Great article because its got ALOT of good and bad comment. Which means its a winner regardless.

No one is reading THIS comment unless I’m still at the bottom and they read it before writing their own. You’ll get bored after reading the first 15.

Personally, I’m in the 80%. I like what I do but will never be the best. Therefore I love the comment about 80% of the 80% think theyre in the 20%, good one.

Mmm I wonder how many of those MS technology geeks belong to the 80%?

  • I know I should learn Lisp because it probably is better than my “Blub” language of choice, but can’t be bothered. Erlang seems interesting, but it seems a bit immature for usage beyond the tasks it was designed for (Like Tim Bray’s Wide Finder project shows)

  • I like Python, but do most of my programming in Java and PHP.

  • I am comfortable using regular expressions, but most of it is used in languages other than Perl

  • I do most of my work through an SSH shell / Samba share to a Linux server, but the OS I use on my desktop is Windows XP.

What kind of a programmer am I?

Let me look in my crytal ball. You belong to the 20% of the idiots who actually post something on this blog.

I like to think I’m one of the 20% developers, though the longer I spend in the industry the more my enthusiasm is drained and I’m drifting towards becoming one of the 80% developers.

As someone who sadly places himself in that 80% group, I have to say that I have ambitions of joining the 20% - in my work, I’ve fought hard to push past the (brace yourself) Access 2000 barrier and bring in .Net 1.2, with C# and not VB, but I still think my programming is rudimentary and I still haven’t found a good deal of material in books and resources that have really helped me cross that divide.

I get intimidated by the girth of information I have to get my head around and there doesn’t seem to be a fair starting point to tackle the problem from. So I read blogs and I pick up books from O’Reilly because that’s what all Alpha Geeks seem to recommend but at the end of the day, I still feel like I don’t know enough and the frustration sets in.
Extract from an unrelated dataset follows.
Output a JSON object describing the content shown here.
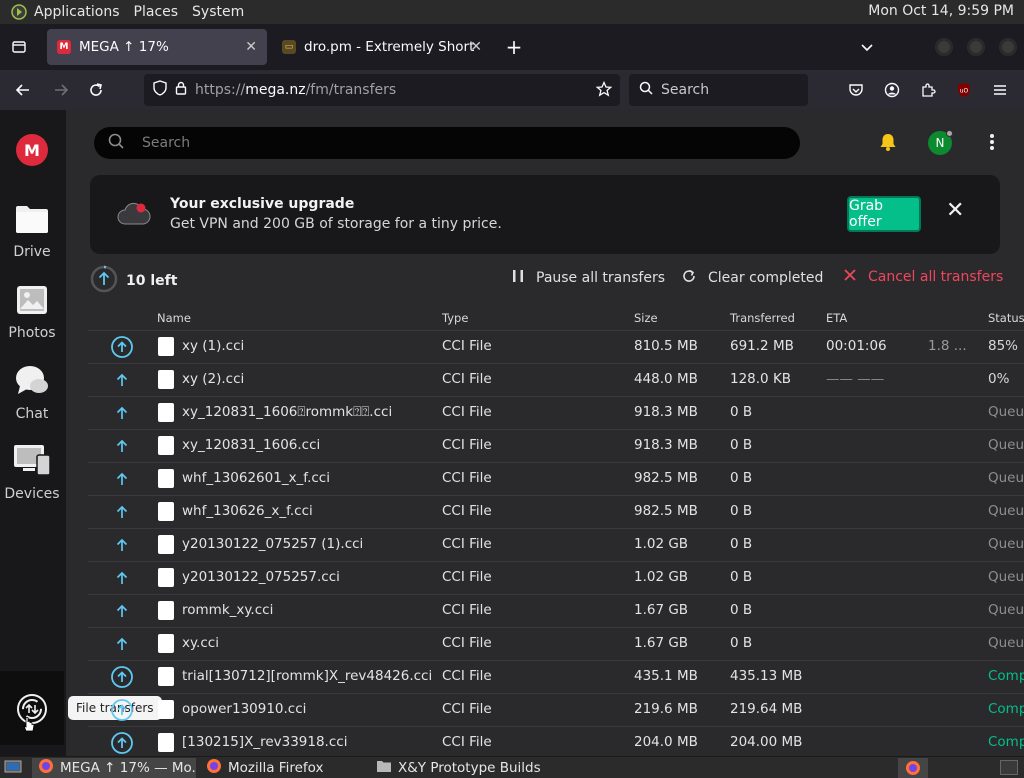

Note: This is despite a BS in Computer Science. Perhaps my schooling was inadequate but I consider myself to be a human of at least average intelligence who enjoys stepping through through the Insert Sort to prove to myself that it still works.
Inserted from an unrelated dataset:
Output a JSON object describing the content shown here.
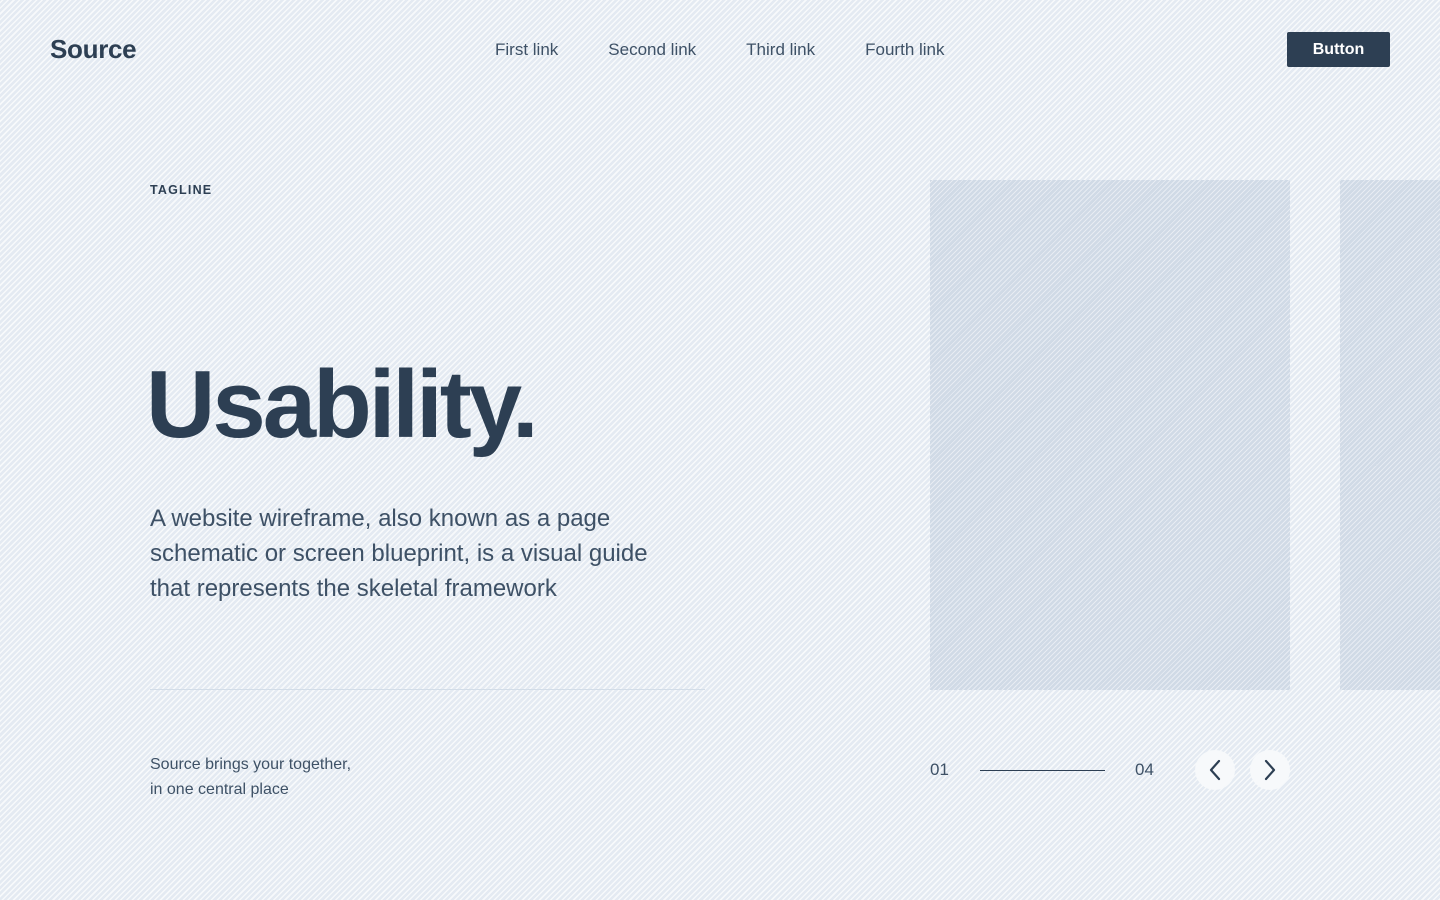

The programmers who perform the best, in my experience, are the ones who find themselves somewhere between the 20%-programmers and the 80%-programmers.

The 20%-programmers tend to have a too narrow focus, leading them to not see the big picture, and thus create unnecessary solutions 99% of the time.
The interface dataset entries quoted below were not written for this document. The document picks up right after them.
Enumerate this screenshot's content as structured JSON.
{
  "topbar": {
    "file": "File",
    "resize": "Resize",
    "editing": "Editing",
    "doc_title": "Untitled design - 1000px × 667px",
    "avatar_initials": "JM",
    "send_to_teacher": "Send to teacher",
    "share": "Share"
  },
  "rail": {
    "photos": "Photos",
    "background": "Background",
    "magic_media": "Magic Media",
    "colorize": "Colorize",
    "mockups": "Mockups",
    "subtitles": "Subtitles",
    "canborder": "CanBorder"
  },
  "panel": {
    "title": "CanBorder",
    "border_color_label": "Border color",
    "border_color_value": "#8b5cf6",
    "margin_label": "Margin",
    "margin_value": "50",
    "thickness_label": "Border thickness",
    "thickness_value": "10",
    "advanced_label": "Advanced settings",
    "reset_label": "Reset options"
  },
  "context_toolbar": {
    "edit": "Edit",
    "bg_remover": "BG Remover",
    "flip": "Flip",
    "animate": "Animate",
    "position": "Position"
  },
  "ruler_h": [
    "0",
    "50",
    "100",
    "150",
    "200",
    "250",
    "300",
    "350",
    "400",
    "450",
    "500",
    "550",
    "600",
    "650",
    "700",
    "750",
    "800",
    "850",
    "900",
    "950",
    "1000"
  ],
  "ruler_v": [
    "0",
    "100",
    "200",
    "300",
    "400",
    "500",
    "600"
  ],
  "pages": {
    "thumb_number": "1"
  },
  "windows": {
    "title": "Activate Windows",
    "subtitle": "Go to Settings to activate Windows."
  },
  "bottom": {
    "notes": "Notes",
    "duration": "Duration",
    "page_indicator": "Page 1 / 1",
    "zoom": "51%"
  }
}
The 80%-programmers tend to not know the details in the tools which they use… and they tend to not care about how the code looks, as long as it “seems” to work. They can usually get something up and running pretty fast, but it’ll usually be a nightmare to maintain.

So… My preference for someone to work with would be someone inbetween those two lairs. One with enough insight in the technology and in the importance of clean code, but not someone who gets an erection from calculating fibonacci sequences.

nice post!
it made me realize which category i belong to…

I am a proud 80%er. My 2 main goals in development is to solve buisiness problems within the confines set forth by the company and to make a living.

I go home and forget about programming because life is too short. I hear the disdainful comments by the alpha 20%ers and…frankly…I don’t care. I get called in to make things work, sometimes after an alpha decided to reinvent the wheel because he read about something cool and backed the company into a corner they can’t extricate themselves from.

I learn techniques from the alphas and make an intelligent decision as to whether the approach should be followed. Asking the question often forgotten: “Just because I CAN do it it this way, does it mean I should?”

I don’t begrudge alphas for being alphas. But neither do I suffer egos. Frankly, from what I’ve seen, the best make it look easy, because for them, it is. They don’t wave it in your face, because, what’s the point.

There are really only 2 types of people in the world: those who make ridiculous generalizations… and those who don’t. I love your writing Jeff, and what you have here is one of the best written crocks of poop I’ve seen in a long time.

That reminds me: If I was a pie… what kind of pie would I be???